“The trust must rethink this decision and consider other business models to continue providing this vital service to working people.

“We are busy consulting with our members and staff at the moment.”

Unison northern regional convenor, Clare Williams, added: “These nurseries provide an invaluable public service to both Trust staff and the local community in Hartlepool and North Stockton.

“This proposed closure will mean job losses for Unison members, disruption for children and their parents and added travel time and expense as they search for new daycare arrangements.

“In a time when Unison health workers have already suffered pay freezes and a derisory pay offer in 2014, these job losses will have a devastating impact on NHS workers and their families.”

A trust spokeswoman confirmed: “North Tees and Hartlepool NHS Foundation Trust is to close both of its nurseries by the end of 2014.

“The decision has been made after a comprehensive review of the service which has become uneconomic to run.

“Fifty four full and part time staff are affected.

“A staff consultation has begun and the trust is in the process of contacting parents to inform them of the closure and enable them to make alternative childcare arrangements.”

Trust chief executive Alan Foster said: “It’s vital to stress that this decision is not in any way a reflection of the quality of our nursery staff who provide an excellent service.

“However in these difficult times we cannot continue to offer a service which spends more than it brings in and therefore has to be subsidised with support from frontline healthcare budgets.”

Hospital campaigner Keith Fisher said: “I am appalled that this is yet more closures.

“This is more steps in the wrong direction – what they have done is wrong.

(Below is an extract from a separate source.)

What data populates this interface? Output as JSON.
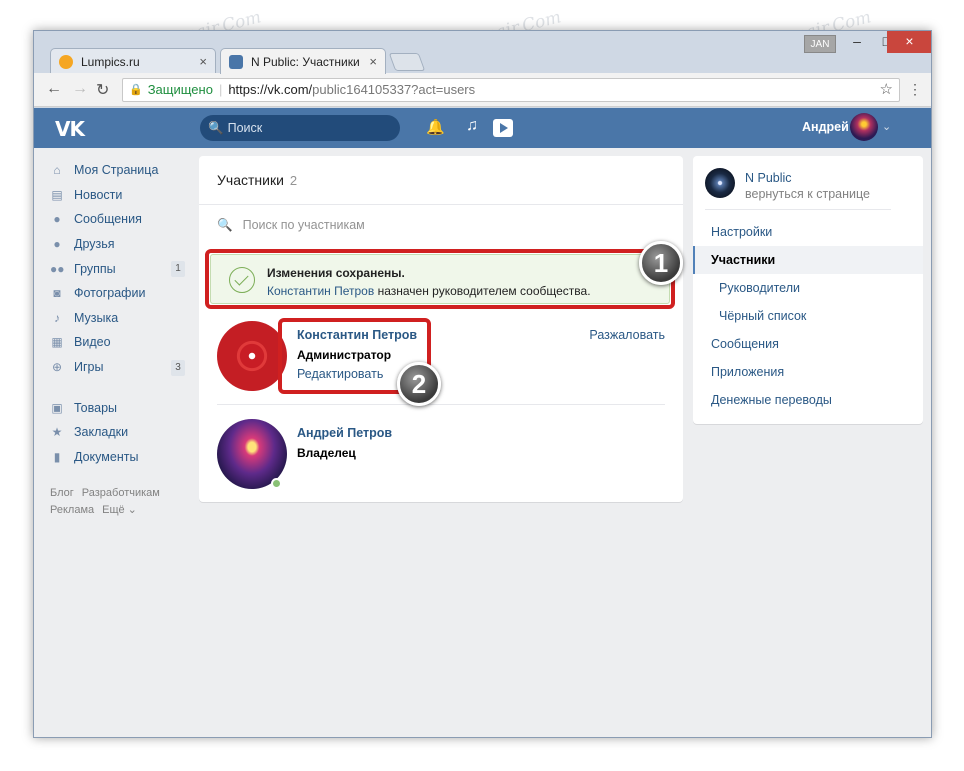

“All the movements at the hospital have been in the wrong direction and none of them have worked to the benefit of this town.”